G.H. Hardy, the Cambridge mathematician who mentored Ramanujan, used to class mathematicians in cricketing terms. The best were in the Hobbs class, named after the great English opening batsman. Then along came the Bowral Boy and Hardy, reluctantly but fairly, demoted his countryman and created a new category, the Bradman class. The rightness of naming the summit of achievement after Bradman is obvious, but it does raise a question: having created the category, who on earth could Hardy have found to fill it?

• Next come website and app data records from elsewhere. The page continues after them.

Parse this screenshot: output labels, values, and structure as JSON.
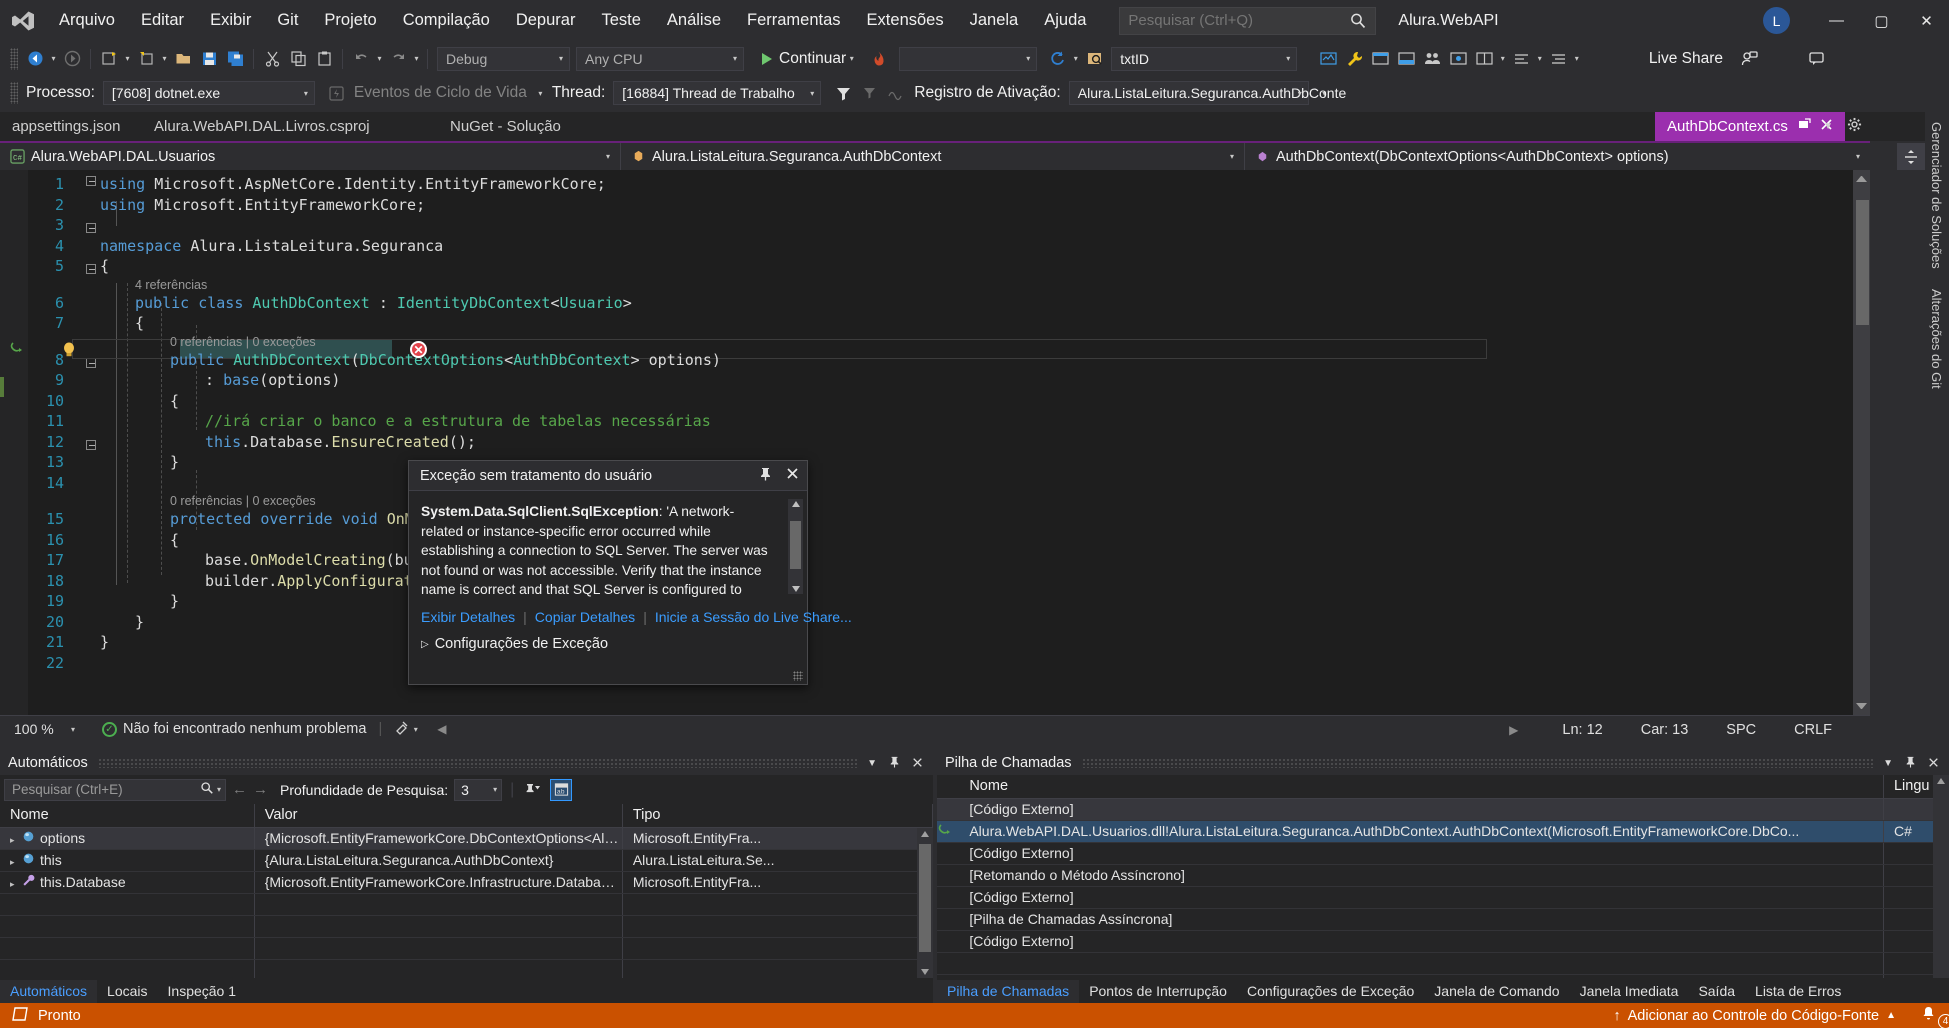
{
  "window": {
    "solution_name": "Alura.WebAPI",
    "account_initial": "L",
    "minimize": "—",
    "maximize": "▢",
    "close": "✕"
  },
  "menu": {
    "items": [
      "Arquivo",
      "Editar",
      "Exibir",
      "Git",
      "Projeto",
      "Compilação",
      "Depurar",
      "Teste",
      "Análise",
      "Ferramentas",
      "Extensões",
      "Janela",
      "Ajuda"
    ]
  },
  "search": {
    "placeholder": "Pesquisar (Ctrl+Q)",
    "value": ""
  },
  "toolbar1": {
    "config_combo": "Debug",
    "platform_combo": "Any CPU",
    "run_label": "Continuar",
    "empty_combo": "",
    "target_combo": "txtID",
    "live_share": "Live Share"
  },
  "toolbar2": {
    "process_label": "Processo:",
    "process_value": "[7608] dotnet.exe",
    "lifecycle_events": "Eventos de Ciclo de Vida",
    "thread_label": "Thread:",
    "thread_value": "[16884] Thread de Trabalho",
    "stack_frame_label": "Registro de Ativação:",
    "stack_frame_value": "Alura.ListaLeitura.Seguranca.AuthDbConte"
  },
  "doc_tabs": [
    {
      "label": "appsettings.json",
      "active": false
    },
    {
      "label": "Alura.WebAPI.DAL.Livros.csproj",
      "active": false
    },
    {
      "label": "NuGet - Solução",
      "active": false
    },
    {
      "label": "AuthDbContext.cs",
      "active": true
    }
  ],
  "navbar": {
    "project": "Alura.WebAPI.DAL.Usuarios",
    "type": "Alura.ListaLeitura.Seguranca.AuthDbContext",
    "member": "AuthDbContext(DbContextOptions<AuthDbContext> options)"
  },
  "code": {
    "lines": [
      {
        "n": 1,
        "tokens": [
          [
            "kw",
            "using "
          ],
          [
            "plain",
            "Microsoft.AspNetCore.Identity.EntityFrameworkCore;"
          ]
        ],
        "indent": 0
      },
      {
        "n": 2,
        "tokens": [
          [
            "kw",
            "using "
          ],
          [
            "plain",
            "Microsoft.EntityFrameworkCore;"
          ]
        ],
        "indent": 0
      },
      {
        "n": 3,
        "tokens": [],
        "indent": 0
      },
      {
        "n": 4,
        "tokens": [
          [
            "kw",
            "namespace "
          ],
          [
            "plain",
            "Alura.ListaLeitura.Seguranca"
          ]
        ],
        "indent": 0
      },
      {
        "n": 5,
        "tokens": [
          [
            "plain",
            "{"
          ]
        ],
        "indent": 0
      },
      {
        "n": 6,
        "tokens": [
          [
            "kw",
            "public "
          ],
          [
            "kw",
            "class "
          ],
          [
            "typ",
            "AuthDbContext"
          ],
          [
            "plain",
            " : "
          ],
          [
            "typ",
            "IdentityDbContext"
          ],
          [
            "plain",
            "<"
          ],
          [
            "typ",
            "Usuario"
          ],
          [
            "plain",
            ">"
          ]
        ],
        "indent": 1,
        "lens": "4 referências"
      },
      {
        "n": 7,
        "tokens": [
          [
            "plain",
            "{"
          ]
        ],
        "indent": 1
      },
      {
        "n": 8,
        "tokens": [
          [
            "kw",
            "public "
          ],
          [
            "typ",
            "AuthDbContext"
          ],
          [
            "plain",
            "("
          ],
          [
            "typ",
            "DbContextOptions"
          ],
          [
            "plain",
            "<"
          ],
          [
            "typ",
            "AuthDbContext"
          ],
          [
            "plain",
            "> options)"
          ]
        ],
        "indent": 2,
        "lens": "0 referências | 0 exceções"
      },
      {
        "n": 9,
        "tokens": [
          [
            "plain",
            ": "
          ],
          [
            "kw",
            "base"
          ],
          [
            "plain",
            "(options)"
          ]
        ],
        "indent": 3
      },
      {
        "n": 10,
        "tokens": [
          [
            "plain",
            "{"
          ]
        ],
        "indent": 2
      },
      {
        "n": 11,
        "tokens": [
          [
            "cmt",
            "//irá criar o banco e a estrutura de tabelas necessárias"
          ]
        ],
        "indent": 3
      },
      {
        "n": 12,
        "tokens": [
          [
            "kw",
            "this"
          ],
          [
            "plain",
            ".Database."
          ],
          [
            "mth",
            "EnsureCreated"
          ],
          [
            "plain",
            "();"
          ]
        ],
        "indent": 3,
        "current": true
      },
      {
        "n": 13,
        "tokens": [
          [
            "plain",
            "}"
          ]
        ],
        "indent": 2
      },
      {
        "n": 14,
        "tokens": [],
        "indent": 0
      },
      {
        "n": 15,
        "tokens": [
          [
            "kw",
            "protected "
          ],
          [
            "kw",
            "override "
          ],
          [
            "kw",
            "void "
          ],
          [
            "mth",
            "OnModelCrea"
          ]
        ],
        "indent": 2,
        "lens": "0 referências | 0 exceções",
        "clipped": true
      },
      {
        "n": 16,
        "tokens": [
          [
            "plain",
            "{"
          ]
        ],
        "indent": 2
      },
      {
        "n": 17,
        "tokens": [
          [
            "plain",
            "base."
          ],
          [
            "mth",
            "OnModelCreating"
          ],
          [
            "plain",
            "(builder);"
          ]
        ],
        "indent": 3
      },
      {
        "n": 18,
        "tokens": [
          [
            "plain",
            "builder."
          ],
          [
            "mth",
            "ApplyConfiguration"
          ],
          [
            "plain",
            "<"
          ],
          [
            "typ",
            "Usua"
          ]
        ],
        "indent": 3,
        "clipped": true
      },
      {
        "n": 19,
        "tokens": [
          [
            "plain",
            "}"
          ]
        ],
        "indent": 2
      },
      {
        "n": 20,
        "tokens": [
          [
            "plain",
            "}"
          ]
        ],
        "indent": 1
      },
      {
        "n": 21,
        "tokens": [
          [
            "plain",
            "}"
          ]
        ],
        "indent": 0
      },
      {
        "n": 22,
        "tokens": [],
        "indent": 0
      }
    ]
  },
  "exception": {
    "title": "Exceção sem tratamento do usuário",
    "type": "System.Data.SqlClient.SqlException",
    "message": ": 'A network-related or instance-specific error occurred while establishing a connection to SQL Server. The server was not found or was not accessible. Verify that the instance name is correct and that SQL Server is configured to allow remote connections. (provider: SQL Network Interfaces,",
    "links": [
      "Exibir Detalhes",
      "Copiar Detalhes",
      "Inicie a Sessão do Live Share..."
    ],
    "settings_label": "Configurações de Exceção",
    "pin_icon": "pin",
    "close_icon": "✕"
  },
  "editor_status": {
    "zoom": "100 %",
    "problems": "Não foi encontrado nenhum problema",
    "line": "Ln: 12",
    "column": "Car: 13",
    "spaces": "SPC",
    "eol": "CRLF"
  },
  "right_tabs": [
    "Gerenciador de Soluções",
    "Alterações do Git"
  ],
  "autos": {
    "title": "Automáticos",
    "search_placeholder": "Pesquisar (Ctrl+E)",
    "depth_label": "Profundidade de Pesquisa:",
    "depth_value": "3",
    "columns": [
      "Nome",
      "Valor",
      "Tipo"
    ],
    "rows": [
      {
        "name": "options",
        "value": "{Microsoft.EntityFrameworkCore.DbContextOptions<Alura.ListaL...",
        "type": "Microsoft.EntityFra...",
        "icon": "field-icon",
        "selected": true
      },
      {
        "name": "this",
        "value": "{Alura.ListaLeitura.Seguranca.AuthDbContext}",
        "type": "Alura.ListaLeitura.Se...",
        "icon": "field-icon",
        "selected": false
      },
      {
        "name": "this.Database",
        "value": "{Microsoft.EntityFrameworkCore.Infrastructure.DatabaseFacade}",
        "type": "Microsoft.EntityFra...",
        "icon": "property-icon",
        "selected": false
      }
    ],
    "tabs": [
      "Automáticos",
      "Locais",
      "Inspeção 1"
    ],
    "active_tab": "Automáticos"
  },
  "callstack": {
    "title": "Pilha de Chamadas",
    "columns": [
      "Nome",
      "Lingu"
    ],
    "rows": [
      {
        "name": "[Código Externo]",
        "lang": "",
        "state": "selected"
      },
      {
        "name": "Alura.WebAPI.DAL.Usuarios.dll!Alura.ListaLeitura.Seguranca.AuthDbContext.AuthDbContext(Microsoft.EntityFrameworkCore.DbCo...",
        "lang": "C#",
        "state": "current"
      },
      {
        "name": "[Código Externo]",
        "lang": "",
        "state": "dim"
      },
      {
        "name": "[Retomando o Método Assíncrono]",
        "lang": "",
        "state": "dim"
      },
      {
        "name": "[Código Externo]",
        "lang": "",
        "state": "dim"
      },
      {
        "name": "[Pilha de Chamadas Assíncrona]",
        "lang": "",
        "state": "dim"
      },
      {
        "name": "[Código Externo]",
        "lang": "",
        "state": "dim"
      }
    ],
    "tabs": [
      "Pilha de Chamadas",
      "Pontos de Interrupção",
      "Configurações de Exceção",
      "Janela de Comando",
      "Janela Imediata",
      "Saída",
      "Lista de Erros"
    ],
    "active_tab": "Pilha de Chamadas"
  },
  "statusbar": {
    "ready": "Pronto",
    "source_control": "Adicionar ao Controle do Código-Fonte",
    "notification_count": "4"
  },
  "colors": {
    "accent_tab": "#9b2fae",
    "status_orange": "#ca5100",
    "editor_bg": "#1e1e1e",
    "chrome_bg": "#2d2d30",
    "panel_bg": "#252526",
    "link_blue": "#3b9dff",
    "keyword_blue": "#569cd6",
    "type_teal": "#4ec9b0",
    "comment_green": "#57a64a",
    "error_red": "#e2434b"
  }
}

We who follow cricket know that Bradman is one of a kind. Cricket is the one game in the world where every debutant for the last 50 years has known with complete certainty, that he will never get within shouting distance of the records set by a man who retired in the middle of the twentieth century. If you wanted to bet that Rod Laver's achievement in completing two tennis Grand Slams wouldn't be surpassed in the next 50 years, a long-lived bookmaker might take your wager. If, with the Tiger on the prowl, you wanted to put money down on the invincibility of Jack Nicklaus's tally of major championships, he'd grab your money. But no bookie in his right mind will bet against Bradman. With that average of 99.94, Bradman lives alone on Olympus. Tendulkar, the best batsman today, with an average hovering around 57, labours in the foothills.